How does it end? I’m not completely sure. There are many aspects that I haven’t worried about yet, because there has to be some room for the story to grow and develop, but the main skeleton is definitely there. And once it’s finished, I’m hoping that it will be in a more solid shape because of the planning, and maybe this time I’ll be able to complete the whole thing in a much shorter timescale.

And now I just have to fill in the next 7 days somehow, possibly with further editing of GVH, until it’s time to set off on this new adventure.

 

New rules

I’m working to new rules. Instead of plugging away at my novel and getting frustrated by other projects that beckon, and then avoiding my novel and getting frustrated at the slow progress, I’ve decided to focus on quantity rather than quality. That nano message is taking a long time to sink in, but I reckon that if I focus on refining ideas and building them up, instead of working linearly with narrow focus, then by the time I’ve drafted out a few complete ideas I’ll have a lot more idea what I’m doing, more stamina for longer projects and a good base on which to build.

So I’ve currently got Gods V Heroes on the go and nearly at a complete draft, there’s my new nano novel coming up, there’s the romance, there’s a couple more fantasies in the pipeline and there’s always babies which is still simmering nicely and waiting for my attention. Not to mention a couple of non-fiction projects that are on the go. With that selection, there should be something I feel like working on at any opportunity.

Let’s see how many complete novel drafts I can create by the end of the year, shall we?

 

Training myself to plan

I’ve done a draft or two of Gods Versus Heroes now (it’s hard to count just how many, because I don’t get properly to the end before starting on the next one, so each one gets a little further through before I go back to the start).

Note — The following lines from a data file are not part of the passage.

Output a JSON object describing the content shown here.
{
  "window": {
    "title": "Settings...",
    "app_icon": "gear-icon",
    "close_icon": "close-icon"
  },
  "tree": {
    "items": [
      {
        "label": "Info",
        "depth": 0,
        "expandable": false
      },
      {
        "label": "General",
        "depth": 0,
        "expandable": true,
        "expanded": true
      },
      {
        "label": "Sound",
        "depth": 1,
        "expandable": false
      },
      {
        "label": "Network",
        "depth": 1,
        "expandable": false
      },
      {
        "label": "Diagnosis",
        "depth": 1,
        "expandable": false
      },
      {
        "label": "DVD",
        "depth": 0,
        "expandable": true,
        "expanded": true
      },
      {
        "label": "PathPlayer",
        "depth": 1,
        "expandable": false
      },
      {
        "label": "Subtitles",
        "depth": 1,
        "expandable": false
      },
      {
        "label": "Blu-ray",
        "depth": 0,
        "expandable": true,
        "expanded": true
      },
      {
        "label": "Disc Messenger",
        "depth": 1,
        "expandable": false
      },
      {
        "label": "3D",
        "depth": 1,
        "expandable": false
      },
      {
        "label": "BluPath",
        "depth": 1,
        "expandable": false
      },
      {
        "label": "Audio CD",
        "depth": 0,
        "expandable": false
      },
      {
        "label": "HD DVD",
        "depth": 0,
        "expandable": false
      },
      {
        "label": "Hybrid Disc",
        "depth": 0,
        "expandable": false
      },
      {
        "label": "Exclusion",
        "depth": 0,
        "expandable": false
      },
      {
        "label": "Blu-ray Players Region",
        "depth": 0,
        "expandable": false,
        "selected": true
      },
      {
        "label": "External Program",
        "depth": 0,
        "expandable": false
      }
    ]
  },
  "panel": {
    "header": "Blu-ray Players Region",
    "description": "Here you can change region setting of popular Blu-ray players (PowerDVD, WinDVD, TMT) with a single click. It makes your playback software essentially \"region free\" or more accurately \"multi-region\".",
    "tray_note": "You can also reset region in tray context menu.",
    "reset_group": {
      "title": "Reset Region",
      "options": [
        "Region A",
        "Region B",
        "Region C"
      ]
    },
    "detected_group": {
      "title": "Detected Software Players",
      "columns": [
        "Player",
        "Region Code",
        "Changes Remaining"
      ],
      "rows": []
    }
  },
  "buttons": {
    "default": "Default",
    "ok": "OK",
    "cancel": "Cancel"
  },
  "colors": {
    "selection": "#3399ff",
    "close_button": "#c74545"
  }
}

I’ve done a rough nano draft, and I’ve done a more careful draft. Now I want to really pull it apart and weave the storylines together properly, rather than allowing them to come piecemeal. I’ve got seven main characters, each of whom has their own story arc. There’s the story arc of the guild. There’s the story arc of the world they travel to, and the story arc of our own world. I make that ten arcs to manage.

I was thinking just now of how hard it all is, and how I’m going to manage to go through this every single time. And then I remembered when I first went into sixth form at school. Suddenly, instead of having homework to be completed the next day or the day after, I would have up to a week to complete a piece of work, or I would have ongoing work to do, in order to keep up with class. I found it really hard to keep track, and to remember what had to be in when.

So I invented a new kind of calendar. I had several sheets of paper fastened together, and divided into seven sections. Each day I would tear off a section, to reveal the day for the following week. I used this for a few weeks, so that I could always see exactly one week ahead, and then I found I didn’t need it any more, because I’d started to think ahead.

That’s what I need to do now. Yes, I need to pull everything apart and really go at it laboriously, and it will take a lot of time and effort. But the more I work at it, and the more frequently I do it, the easier it will become, until I have the method sorted and I can put it all together much more easily.

I need to train myself into the proper way to plan. That’s all. It will come.